The age old rule for price enforcing has always been, “don’t make a bid that you’re not comfortable winning.”  In all honesty though, if you’re comfortable winning the auction at the bid you make, you’re not price enforcing, you’re trying to win the auction – so you’re simply bidding.

All things told, if you took the time to read these three articles as well as made the commitment to preparing properly for a draft by creating a budget, making a cheat sheet and building a plan for the auction, you worked too hard to throw it all away by attempting to make a fellow owner pay a dollar or two more for a player you don’t necessarily want on your roster.


If there is nothing else you take from the third article in this series, I sincerely hope it comes from this section.

It’s imperative to a track the progress of the auction as it happens and it really is simple to do.  Remember the cheat sheet you created in your preparation that looked something like this?

execution 1

In the price column, keep a running total of how much each auction ends for.  After a bit of time, your cheat sheet will look something like this.

execution 2

Updating your cheat sheet will help easily identify bargains.  So when C.J Anderson gets nominated and is about to end at just $14, you know you value him equally to players like Eddie Lacy and Devonta Freeman, who went for $33 and $40 respectively, earlier in the auction.  Bargain!

Budget Adjustments

Now that you’ve identified the bargains and are in the process of building the next great dynasty, it’s time to edit your budget as you win players.  Once again, here’s the original budget (left) that we used as an example while preparing for the auction as well as an updated version of the same budget (right) after winning a handful of auctions.

execution 3

This budget (slightly altered for this article), is an actual budget I build for the Kitchen Sink 4 auction that happened recently.  As you can see, I built my budget in the hopes of finding value at quarterback while spending on a quality WR1, top end WR2, and targeting Rob Gronkowski (the league is TE premium.)  After getting what I thought was a pretty great discount on Dez Bryant early in the auction though, I was able to move those savings to my QB1 spot.  Instead of having to settle on a veteran in quarterback both spots as originally planned, I was able to get Blake Bortles, who went for close to what he should have considering Derek Carr went for $41.

So at this point in the auction, I had secured my core without over spending.  You can see I’m still $2 under budget (bottom right.)  You probably also noticed that I didn’t take advantage of the low price on C.J. Anderson but try not to rub it in.

As the auction progressed, my starting lineup as well as many bench spots continued to fill and my budget looked like this.

execution 4

After getting good value on LeSean McCoy and Matt Forte, I focused my attention on the tight end position for my final bench spot.  After losing an epic battle for Zach Ertz to Eric Hardter, I settled in on Julius Thomas.  (Note: I like to put my primary target for a position in light gray on the budget to remind myself that I have a bid in for that spot in the budget.)

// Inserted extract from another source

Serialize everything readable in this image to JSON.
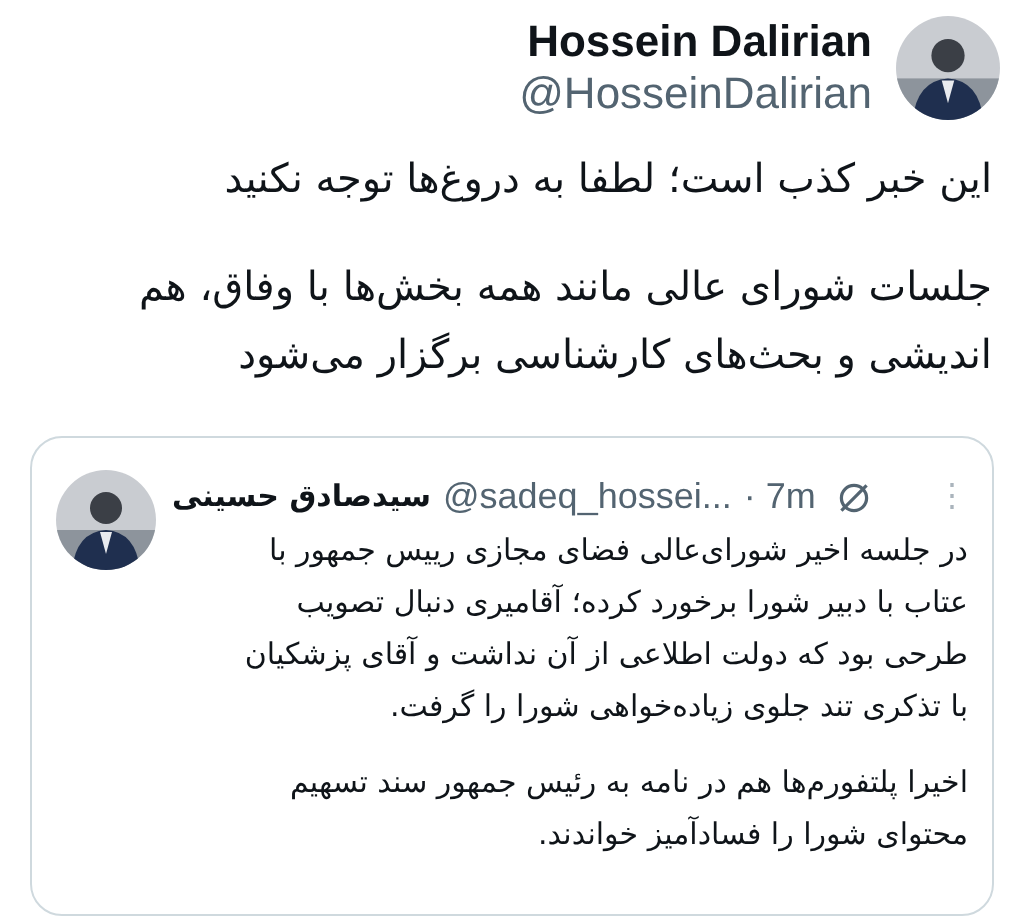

Overall, my strategy played out well in the auction.  I focused on saving money early and looked to save even more money by targeting veterans at quarterback and running back (which isn’t a bad plan due to Kitchen Sink being a contract league.)  After grabbing some low end running backs and tight ends with at least some upside to fill my bench, I feel like my team should be a contender in the short term while still having a youthful base of star talent to carry me into the second set of contracts.


All things told, there are countless ways to build a quality team during an auction.  Some guys can build a winner by winging it.  Me, I’m not a good enough dynasty player to do that.  I need to out-prepare my competition to get a leg up.

There are a few more elaborate (some would say crazy) things I like to do when preparing for an auction but for now, that’s it.  Perhaps I’ll save them for the auction 201 class.

So what helps you dominate your auction?  We’d all love to read about it in the comments section.


dan meylor